In John 2 the interaction and dialog between Jesus and his mother is at two levels. The first level is the pragmatic one. The host for this wedding celebration and is out of wine. A crisis for any host with guests. Jesus gives a strange answer, “My hour has not come.” For a 21st century reader with a historical context of Jesus death on a cross and resurrection it is easy to see in his answer Jesus is thinking about something else and doesn’t want to be bothered.
Jesus mother doesn’t seem to blink an eye on Jesus response. She directs the servants to follow Jesus instructions. Jesus’s matter-of-fact directions to the servants involves using the materials available to him. The jars, the water source, the servants to do the work. It’s notable that Jesus instructs them to fill it to the brim with water. The bridegroom is struck by the quality of what now has become exceptional wine.

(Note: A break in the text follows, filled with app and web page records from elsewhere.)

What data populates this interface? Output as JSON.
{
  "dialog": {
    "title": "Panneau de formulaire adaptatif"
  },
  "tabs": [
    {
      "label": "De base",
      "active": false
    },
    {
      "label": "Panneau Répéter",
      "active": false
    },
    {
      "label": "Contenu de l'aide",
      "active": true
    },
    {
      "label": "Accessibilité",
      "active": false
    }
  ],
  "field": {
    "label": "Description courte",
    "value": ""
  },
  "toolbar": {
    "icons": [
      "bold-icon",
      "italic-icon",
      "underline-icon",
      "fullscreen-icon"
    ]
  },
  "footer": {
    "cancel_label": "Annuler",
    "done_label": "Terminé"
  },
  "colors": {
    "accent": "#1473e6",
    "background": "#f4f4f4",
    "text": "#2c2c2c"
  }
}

The writer John tells us this is “…the first of the signs through which he revealed his glory; and his disciples believed in him.” This supernatural event, water that is turned into wine happens in wedding celebration. Jesus willingness to help in this moment, the generosity in the amount of wine created and the extremely high quality show us what he is able to give.
The setting shifts after some traveling time to Jerusalem. At the Jewish Passover celebration another side of Jesus character is displayed. Many Jew’s from the surrounding towns, cities and nations would trek to Jerusalem to remember their liberation by God from slavery in Egypt under Moses as a celebration. Jews would gather at the temple court to purchase what they needed for the celebration. Jesus was appalled by what he saw as a misuse of the sacred space of the court temple for commerce. Jesus anger translated into overturning of tables and scattering the people, animals and money. It must have been wild with a lot of shouting! The the physical activity matches up with a parallel spiritual track. Jesus actions fulfilled an attribute from the ancient Hebrew texts. “His disciples remembered that it is written: “Zeal for your house will consume me.”
The Jews present want an explanation. They ask in an indirect manner. Where does your authority come from to behave this way? A strange answer. “Destroy this temple, and I will raise it again in three days.” A spiritual answer about Jesus own purpose for being here.
The Jews continue to discuss the physical temple and are incredulous at Jesus statement. John the writer explains the gap of understanding. “But the temple he had spoken of was his body. After he was raised from the dead, his disciples recalled what he had said.”
These two dramatic stories, moments in history associated with Jesus, caused people who were watching or following to believe in Him. One story is birthed from hospitality, generosity and kindness and the other from anger about the misuse of God’s sacred space.